#### TASK DESCRIPTION
All of the data below should be repeated exactly. Pictures should not be included.

======== DATA

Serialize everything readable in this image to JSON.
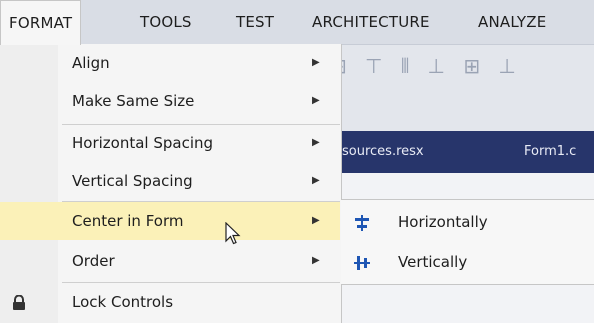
{
  "menubar": {
    "items": [
      {
        "label": "FORMAT"
      },
      {
        "label": "TOOLS"
      },
      {
        "label": "TEST"
      },
      {
        "label": "ARCHITECTURE"
      },
      {
        "label": "ANALYZE"
      }
    ]
  },
  "tabs": [
    "sources.resx",
    "Form1.c"
  ],
  "format_menu": {
    "items": [
      {
        "label": "Align",
        "submenu": true
      },
      {
        "label": "Make Same Size",
        "submenu": true
      },
      {
        "label": "Horizontal Spacing",
        "submenu": true
      },
      {
        "label": "Vertical Spacing",
        "submenu": true
      },
      {
        "label": "Center in Form",
        "submenu": true,
        "highlighted": true
      },
      {
        "label": "Order",
        "submenu": true
      },
      {
        "label": "Lock Controls",
        "icon": "lock-icon"
      }
    ]
  },
  "center_submenu": {
    "items": [
      {
        "label": "Horizontally",
        "icon": "center-horizontally-icon"
      },
      {
        "label": "Vertically",
        "icon": "center-vertically-icon"
      }
    ]
  },
  "colors": {
    "highlight": "#fbf1b8",
    "tabstrip": "#27356b",
    "icon_blue": "#1e56b4"
  }
}
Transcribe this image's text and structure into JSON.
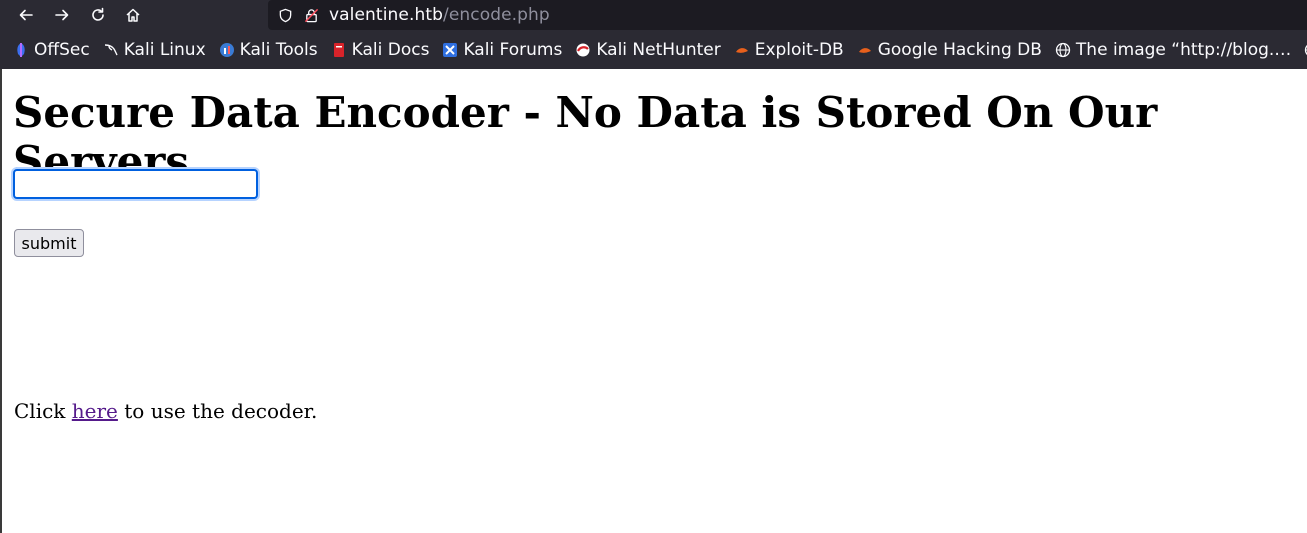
{
  "browser": {
    "url_host": "valentine.htb",
    "url_path": "/encode.php",
    "bookmarks": [
      {
        "label": "OffSec",
        "icon": "offsec-icon"
      },
      {
        "label": "Kali Linux",
        "icon": "kali-dragon-icon"
      },
      {
        "label": "Kali Tools",
        "icon": "kali-tools-icon"
      },
      {
        "label": "Kali Docs",
        "icon": "kali-docs-icon"
      },
      {
        "label": "Kali Forums",
        "icon": "kali-forums-icon"
      },
      {
        "label": "Kali NetHunter",
        "icon": "nethunter-icon"
      },
      {
        "label": "Exploit-DB",
        "icon": "exploit-db-icon"
      },
      {
        "label": "Google Hacking DB",
        "icon": "ghdb-icon"
      },
      {
        "label": "The image “http://blog.…",
        "icon": "globe-icon"
      }
    ]
  },
  "page": {
    "title": "Secure Data Encoder - No Data is Stored On Our Servers",
    "input_value": "",
    "submit_label": "submit",
    "click_prefix": "Click ",
    "link_text": "here",
    "click_suffix": " to use the decoder."
  },
  "colors": {
    "chrome_bg": "#2b2a33",
    "urlbar_bg": "#1c1b22",
    "link": "#551a8b",
    "focus_ring": "#0060df"
  }
}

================

#### SOLUTION TO THIS TASK
Serialize everything readable in this image to JSON.
{
  "menubar": {
    "items": [
      {
        "label": "FORMAT"
      },
      {
        "label": "TOOLS"
      },
      {
        "label": "TEST"
      },
      {
        "label": "ARCHITECTURE"
      },
      {
        "label": "ANALYZE"
      }
    ]
  },
  "tabs": [
    "sources.resx",
    "Form1.c"
  ],
  "format_menu": {
    "items": [
      {
        "label": "Align",
        "submenu": true
      },
      {
        "label": "Make Same Size",
        "submenu": true
      },
      {
        "label": "Horizontal Spacing",
        "submenu": true
      },
      {
        "label": "Vertical Spacing",
        "submenu": true
      },
      {
        "label": "Center in Form",
        "submenu": true,
        "highlighted": true
      },
      {
        "label": "Order",
        "submenu": true
      },
      {
        "label": "Lock Controls",
        "icon": "lock-icon"
      }
    ]
  },
  "center_submenu": {
    "items": [
      {
        "label": "Horizontally",
        "icon": "center-horizontally-icon"
      },
      {
        "label": "Vertically",
        "icon": "center-vertically-icon"
      }
    ]
  },
  "colors": {
    "highlight": "#fbf1b8",
    "tabstrip": "#27356b",
    "icon_blue": "#1e56b4"
  }
}
Transcribe this image's text and structure into JSON.
{
  "browser": {
    "url_host": "valentine.htb",
    "url_path": "/encode.php",
    "bookmarks": [
      {
        "label": "OffSec",
        "icon": "offsec-icon"
      },
      {
        "label": "Kali Linux",
        "icon": "kali-dragon-icon"
      },
      {
        "label": "Kali Tools",
        "icon": "kali-tools-icon"
      },
      {
        "label": "Kali Docs",
        "icon": "kali-docs-icon"
      },
      {
        "label": "Kali Forums",
        "icon": "kali-forums-icon"
      },
      {
        "label": "Kali NetHunter",
        "icon": "nethunter-icon"
      },
      {
        "label": "Exploit-DB",
        "icon": "exploit-db-icon"
      },
      {
        "label": "Google Hacking DB",
        "icon": "ghdb-icon"
      },
      {
        "label": "The image “http://blog.…",
        "icon": "globe-icon"
      }
    ]
  },
  "page": {
    "title": "Secure Data Encoder - No Data is Stored On Our Servers",
    "input_value": "",
    "submit_label": "submit",
    "click_prefix": "Click ",
    "link_text": "here",
    "click_suffix": " to use the decoder."
  },
  "colors": {
    "chrome_bg": "#2b2a33",
    "urlbar_bg": "#1c1b22",
    "link": "#551a8b",
    "focus_ring": "#0060df"
  }
}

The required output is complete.